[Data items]
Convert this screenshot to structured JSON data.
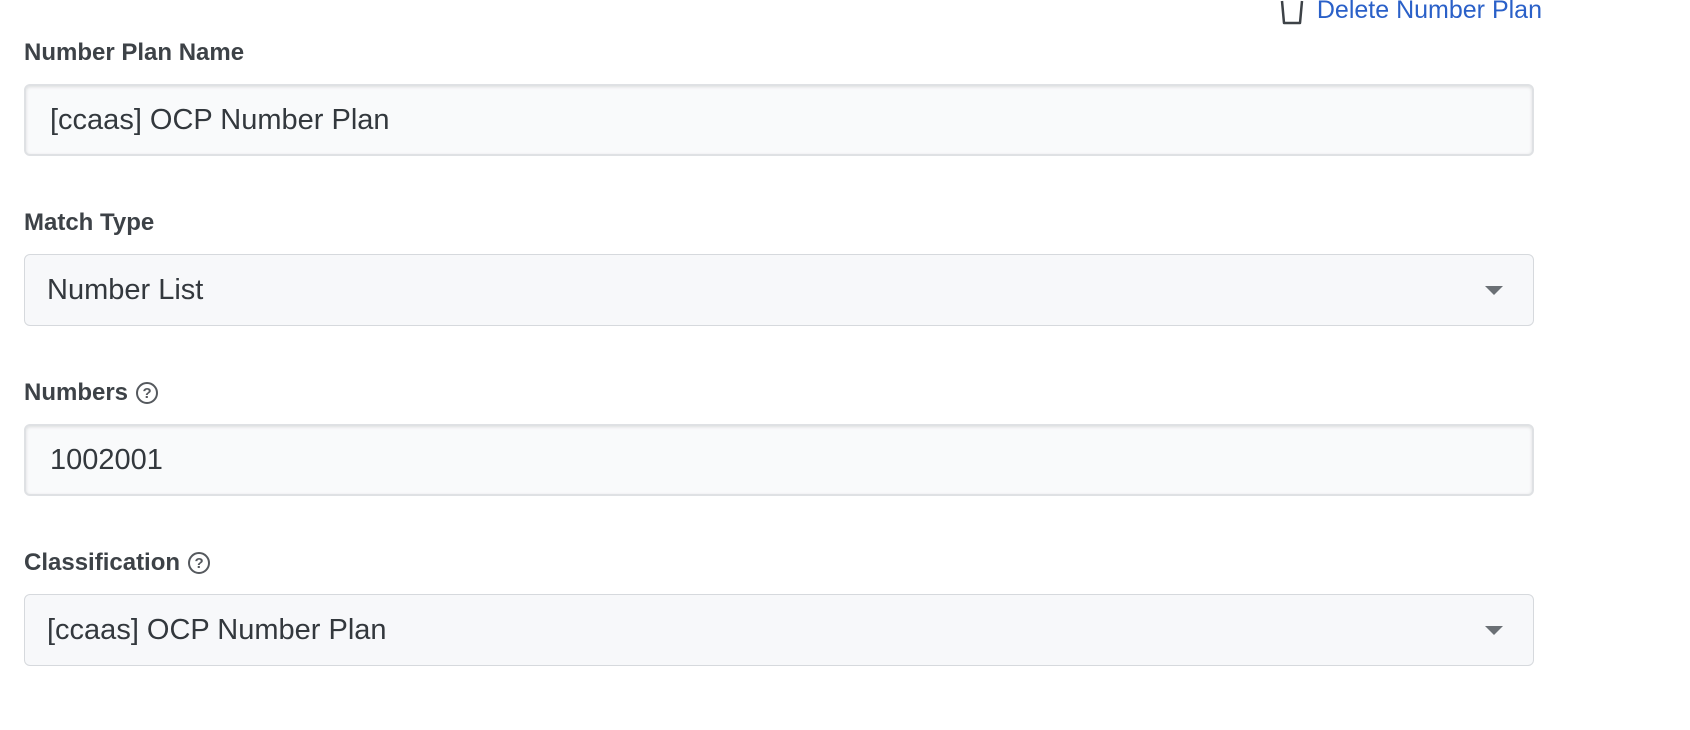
{
  "actions": {
    "delete_label": "Delete Number Plan",
    "delete_icon": "trash-icon"
  },
  "fields": {
    "name": {
      "label": "Number Plan Name",
      "value": "[ccaas] OCP Number Plan"
    },
    "match_type": {
      "label": "Match Type",
      "value": "Number List"
    },
    "numbers": {
      "label": "Numbers",
      "value": "1002001",
      "help_icon": "help-circle-icon",
      "help_glyph": "?"
    },
    "classification": {
      "label": "Classification",
      "value": "[ccaas] OCP Number Plan",
      "help_icon": "help-circle-icon",
      "help_glyph": "?"
    }
  },
  "colors": {
    "link": "#2a60c8",
    "label": "#3d4247",
    "input_bg": "#f9fafb",
    "border": "#dfe1e4"
  }
}
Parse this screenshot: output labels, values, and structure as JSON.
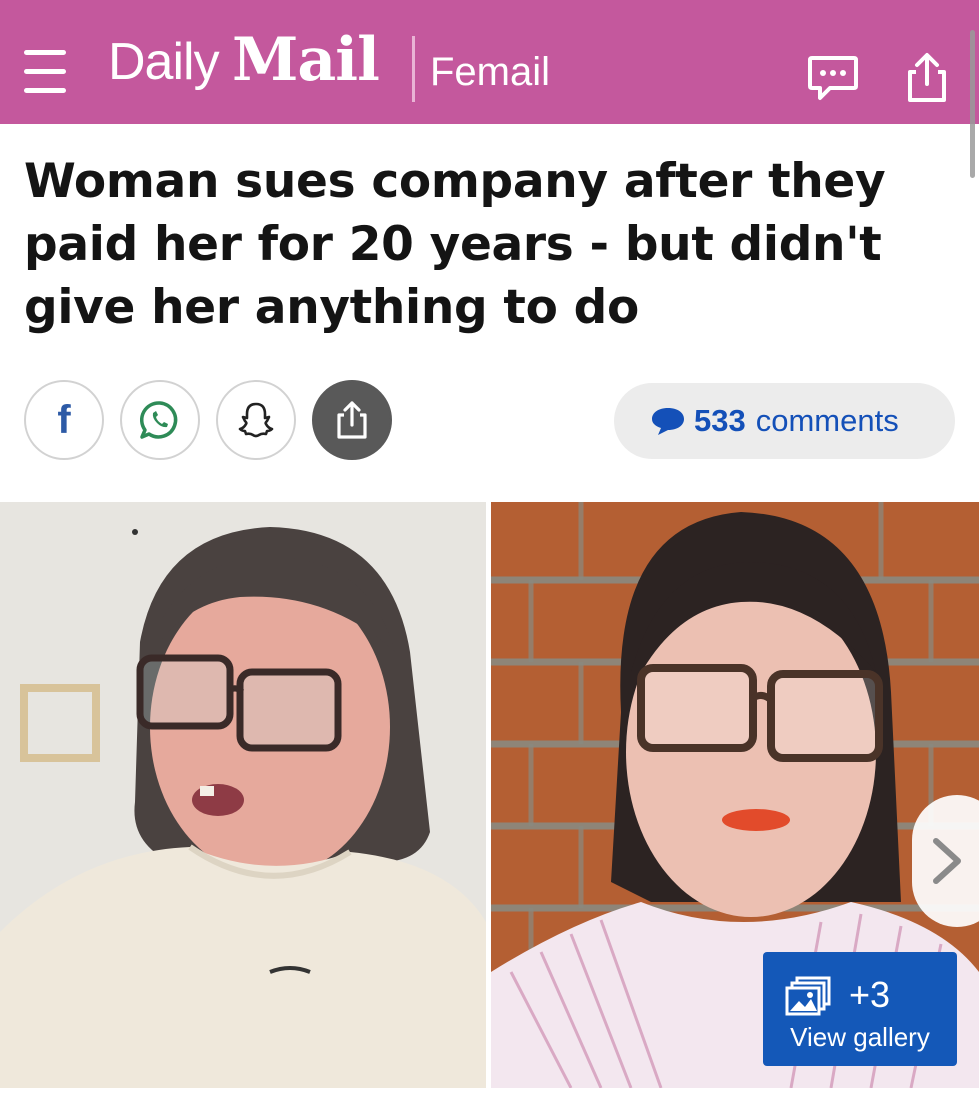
{
  "header": {
    "logo_daily": "Daily",
    "logo_mail": "Mail",
    "section": "Femail",
    "menu_icon": "hamburger-icon",
    "comment_icon": "comment-bubble-icon",
    "share_icon": "share-icon",
    "background_color": "#c4589d"
  },
  "article": {
    "headline": "Woman sues company after they paid her for 20 years - but didn't give her anything to do"
  },
  "share_bar": {
    "facebook_glyph": "f",
    "buttons": [
      "facebook-icon",
      "whatsapp-icon",
      "snapchat-icon",
      "share-icon"
    ],
    "comments_count": "533",
    "comments_word": "comments",
    "accent_color": "#1450b8"
  },
  "gallery": {
    "extra_count": "+3",
    "view_label": "View gallery",
    "button_color": "#1458b8",
    "next_icon": "chevron-right-icon"
  }
}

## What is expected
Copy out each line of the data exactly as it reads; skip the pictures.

## Written solution
Convert this screenshot to structured JSON data.
{
  "actions": {
    "delete_label": "Delete Number Plan",
    "delete_icon": "trash-icon"
  },
  "fields": {
    "name": {
      "label": "Number Plan Name",
      "value": "[ccaas] OCP Number Plan"
    },
    "match_type": {
      "label": "Match Type",
      "value": "Number List"
    },
    "numbers": {
      "label": "Numbers",
      "value": "1002001",
      "help_icon": "help-circle-icon",
      "help_glyph": "?"
    },
    "classification": {
      "label": "Classification",
      "value": "[ccaas] OCP Number Plan",
      "help_icon": "help-circle-icon",
      "help_glyph": "?"
    }
  },
  "colors": {
    "link": "#2a60c8",
    "label": "#3d4247",
    "input_bg": "#f9fafb",
    "border": "#dfe1e4"
  }
}
Parse this screenshot: output labels, values, and structure as JSON.
{
  "header": {
    "logo_daily": "Daily",
    "logo_mail": "Mail",
    "section": "Femail",
    "menu_icon": "hamburger-icon",
    "comment_icon": "comment-bubble-icon",
    "share_icon": "share-icon",
    "background_color": "#c4589d"
  },
  "article": {
    "headline": "Woman sues company after they paid her for 20 years - but didn't give her anything to do"
  },
  "share_bar": {
    "facebook_glyph": "f",
    "buttons": [
      "facebook-icon",
      "whatsapp-icon",
      "snapchat-icon",
      "share-icon"
    ],
    "comments_count": "533",
    "comments_word": "comments",
    "accent_color": "#1450b8"
  },
  "gallery": {
    "extra_count": "+3",
    "view_label": "View gallery",
    "button_color": "#1458b8",
    "next_icon": "chevron-right-icon"
  }
}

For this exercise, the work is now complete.